Task to complete: Return each line of the records below that contains the word "恒华科技".

Items from an interface collection:
------------------------------

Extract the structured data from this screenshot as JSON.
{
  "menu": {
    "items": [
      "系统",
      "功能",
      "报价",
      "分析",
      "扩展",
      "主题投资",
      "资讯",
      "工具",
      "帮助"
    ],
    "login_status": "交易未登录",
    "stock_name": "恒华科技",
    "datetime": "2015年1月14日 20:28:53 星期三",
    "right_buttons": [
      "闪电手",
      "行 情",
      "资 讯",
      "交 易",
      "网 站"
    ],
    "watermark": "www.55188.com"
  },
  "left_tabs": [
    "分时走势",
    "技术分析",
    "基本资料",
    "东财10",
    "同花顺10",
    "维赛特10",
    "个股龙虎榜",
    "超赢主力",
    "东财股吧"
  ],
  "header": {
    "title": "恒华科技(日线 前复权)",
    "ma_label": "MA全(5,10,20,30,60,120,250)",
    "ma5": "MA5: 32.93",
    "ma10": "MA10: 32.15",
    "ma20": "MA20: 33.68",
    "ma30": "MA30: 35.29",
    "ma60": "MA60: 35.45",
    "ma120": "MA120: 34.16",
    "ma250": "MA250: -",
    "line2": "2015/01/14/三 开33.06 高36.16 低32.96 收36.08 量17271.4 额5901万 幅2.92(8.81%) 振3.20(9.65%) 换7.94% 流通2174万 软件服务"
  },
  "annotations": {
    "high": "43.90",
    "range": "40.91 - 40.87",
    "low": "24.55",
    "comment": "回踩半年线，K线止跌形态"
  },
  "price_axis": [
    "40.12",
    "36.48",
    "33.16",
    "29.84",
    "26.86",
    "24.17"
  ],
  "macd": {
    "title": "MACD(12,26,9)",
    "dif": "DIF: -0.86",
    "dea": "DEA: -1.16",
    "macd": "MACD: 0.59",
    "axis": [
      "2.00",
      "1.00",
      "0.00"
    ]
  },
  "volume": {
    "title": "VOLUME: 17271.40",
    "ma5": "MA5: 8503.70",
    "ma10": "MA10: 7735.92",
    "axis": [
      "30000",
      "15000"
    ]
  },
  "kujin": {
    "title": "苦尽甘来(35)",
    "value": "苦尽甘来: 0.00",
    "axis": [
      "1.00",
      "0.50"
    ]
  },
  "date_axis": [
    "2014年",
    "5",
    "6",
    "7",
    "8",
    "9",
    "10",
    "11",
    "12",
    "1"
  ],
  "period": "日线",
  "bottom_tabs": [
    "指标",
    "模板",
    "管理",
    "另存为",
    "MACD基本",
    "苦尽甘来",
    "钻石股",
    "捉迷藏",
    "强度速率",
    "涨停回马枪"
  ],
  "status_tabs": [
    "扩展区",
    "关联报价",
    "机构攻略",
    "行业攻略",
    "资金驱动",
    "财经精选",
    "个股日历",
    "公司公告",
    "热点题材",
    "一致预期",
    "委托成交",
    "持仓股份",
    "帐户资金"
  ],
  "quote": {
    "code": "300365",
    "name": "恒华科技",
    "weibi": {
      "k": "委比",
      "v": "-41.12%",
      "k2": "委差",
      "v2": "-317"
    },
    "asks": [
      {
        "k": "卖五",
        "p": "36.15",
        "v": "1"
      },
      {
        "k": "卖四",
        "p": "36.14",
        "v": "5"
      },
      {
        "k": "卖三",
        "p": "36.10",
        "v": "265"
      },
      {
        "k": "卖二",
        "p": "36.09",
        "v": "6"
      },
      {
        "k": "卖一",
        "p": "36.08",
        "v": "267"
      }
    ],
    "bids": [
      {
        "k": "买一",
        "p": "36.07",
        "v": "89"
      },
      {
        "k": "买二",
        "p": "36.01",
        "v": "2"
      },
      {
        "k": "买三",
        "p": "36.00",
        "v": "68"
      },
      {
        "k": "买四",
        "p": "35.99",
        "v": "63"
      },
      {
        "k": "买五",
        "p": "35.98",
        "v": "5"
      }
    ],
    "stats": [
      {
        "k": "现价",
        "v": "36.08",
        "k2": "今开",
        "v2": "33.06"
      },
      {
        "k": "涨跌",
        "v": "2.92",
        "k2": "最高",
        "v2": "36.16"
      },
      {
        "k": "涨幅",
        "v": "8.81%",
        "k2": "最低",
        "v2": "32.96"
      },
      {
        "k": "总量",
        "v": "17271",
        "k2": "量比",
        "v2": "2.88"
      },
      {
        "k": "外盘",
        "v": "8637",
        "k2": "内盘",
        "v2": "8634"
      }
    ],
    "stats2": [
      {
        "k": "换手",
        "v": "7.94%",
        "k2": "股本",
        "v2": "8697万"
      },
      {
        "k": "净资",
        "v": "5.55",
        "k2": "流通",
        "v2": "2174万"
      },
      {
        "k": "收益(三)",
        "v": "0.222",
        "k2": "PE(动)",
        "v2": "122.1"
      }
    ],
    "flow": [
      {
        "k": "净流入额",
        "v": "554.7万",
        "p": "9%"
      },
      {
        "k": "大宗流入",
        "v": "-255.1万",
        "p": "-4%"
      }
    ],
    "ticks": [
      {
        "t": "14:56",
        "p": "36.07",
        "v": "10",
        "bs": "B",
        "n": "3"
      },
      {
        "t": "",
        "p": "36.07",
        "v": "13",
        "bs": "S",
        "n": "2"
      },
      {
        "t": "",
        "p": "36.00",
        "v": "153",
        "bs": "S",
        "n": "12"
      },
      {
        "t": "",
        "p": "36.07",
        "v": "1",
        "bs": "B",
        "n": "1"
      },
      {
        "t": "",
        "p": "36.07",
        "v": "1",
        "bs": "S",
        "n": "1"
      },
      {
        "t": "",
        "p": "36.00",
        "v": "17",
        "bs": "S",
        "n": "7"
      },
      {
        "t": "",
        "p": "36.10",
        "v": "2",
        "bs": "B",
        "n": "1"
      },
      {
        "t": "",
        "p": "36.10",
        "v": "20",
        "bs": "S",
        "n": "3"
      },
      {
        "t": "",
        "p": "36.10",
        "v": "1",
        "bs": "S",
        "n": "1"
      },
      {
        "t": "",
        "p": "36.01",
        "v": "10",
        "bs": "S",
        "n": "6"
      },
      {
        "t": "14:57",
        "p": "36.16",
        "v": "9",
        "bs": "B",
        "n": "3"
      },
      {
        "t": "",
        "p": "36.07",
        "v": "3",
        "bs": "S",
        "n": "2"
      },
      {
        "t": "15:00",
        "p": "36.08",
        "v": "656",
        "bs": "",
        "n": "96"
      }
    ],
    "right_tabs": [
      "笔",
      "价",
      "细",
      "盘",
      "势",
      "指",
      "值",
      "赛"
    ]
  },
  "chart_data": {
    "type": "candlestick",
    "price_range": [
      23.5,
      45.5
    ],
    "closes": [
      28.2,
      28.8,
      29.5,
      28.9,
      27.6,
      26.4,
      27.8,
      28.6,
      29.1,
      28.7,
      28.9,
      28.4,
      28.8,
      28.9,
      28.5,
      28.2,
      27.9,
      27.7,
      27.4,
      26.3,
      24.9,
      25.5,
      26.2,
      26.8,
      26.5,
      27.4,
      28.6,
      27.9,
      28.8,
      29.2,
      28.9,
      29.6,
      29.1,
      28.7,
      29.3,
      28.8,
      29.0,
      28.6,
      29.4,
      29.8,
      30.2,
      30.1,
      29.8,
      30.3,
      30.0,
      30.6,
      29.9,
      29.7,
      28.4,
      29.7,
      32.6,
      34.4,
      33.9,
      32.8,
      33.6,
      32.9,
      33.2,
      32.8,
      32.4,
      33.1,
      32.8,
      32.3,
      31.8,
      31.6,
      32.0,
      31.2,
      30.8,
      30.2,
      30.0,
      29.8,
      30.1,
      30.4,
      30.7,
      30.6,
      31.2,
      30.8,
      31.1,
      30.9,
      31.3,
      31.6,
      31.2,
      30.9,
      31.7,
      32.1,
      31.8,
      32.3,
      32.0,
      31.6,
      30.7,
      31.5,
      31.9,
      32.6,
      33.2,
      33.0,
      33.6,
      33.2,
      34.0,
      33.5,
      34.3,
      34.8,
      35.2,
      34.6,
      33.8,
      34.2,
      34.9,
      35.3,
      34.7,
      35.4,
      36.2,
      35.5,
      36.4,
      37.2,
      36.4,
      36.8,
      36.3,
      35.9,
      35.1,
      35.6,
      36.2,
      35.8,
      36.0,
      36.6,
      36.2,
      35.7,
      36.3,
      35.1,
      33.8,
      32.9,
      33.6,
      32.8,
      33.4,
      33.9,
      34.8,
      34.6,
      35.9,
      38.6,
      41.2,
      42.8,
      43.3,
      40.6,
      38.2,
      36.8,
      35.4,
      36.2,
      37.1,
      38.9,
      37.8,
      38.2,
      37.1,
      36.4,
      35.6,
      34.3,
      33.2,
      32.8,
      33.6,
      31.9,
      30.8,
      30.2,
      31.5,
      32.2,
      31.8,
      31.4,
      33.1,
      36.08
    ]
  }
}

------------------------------

Answer space:
    "stock_name": "恒华科技",
    "title": "恒华科技(日线 前复权)",
    "name": "恒华科技",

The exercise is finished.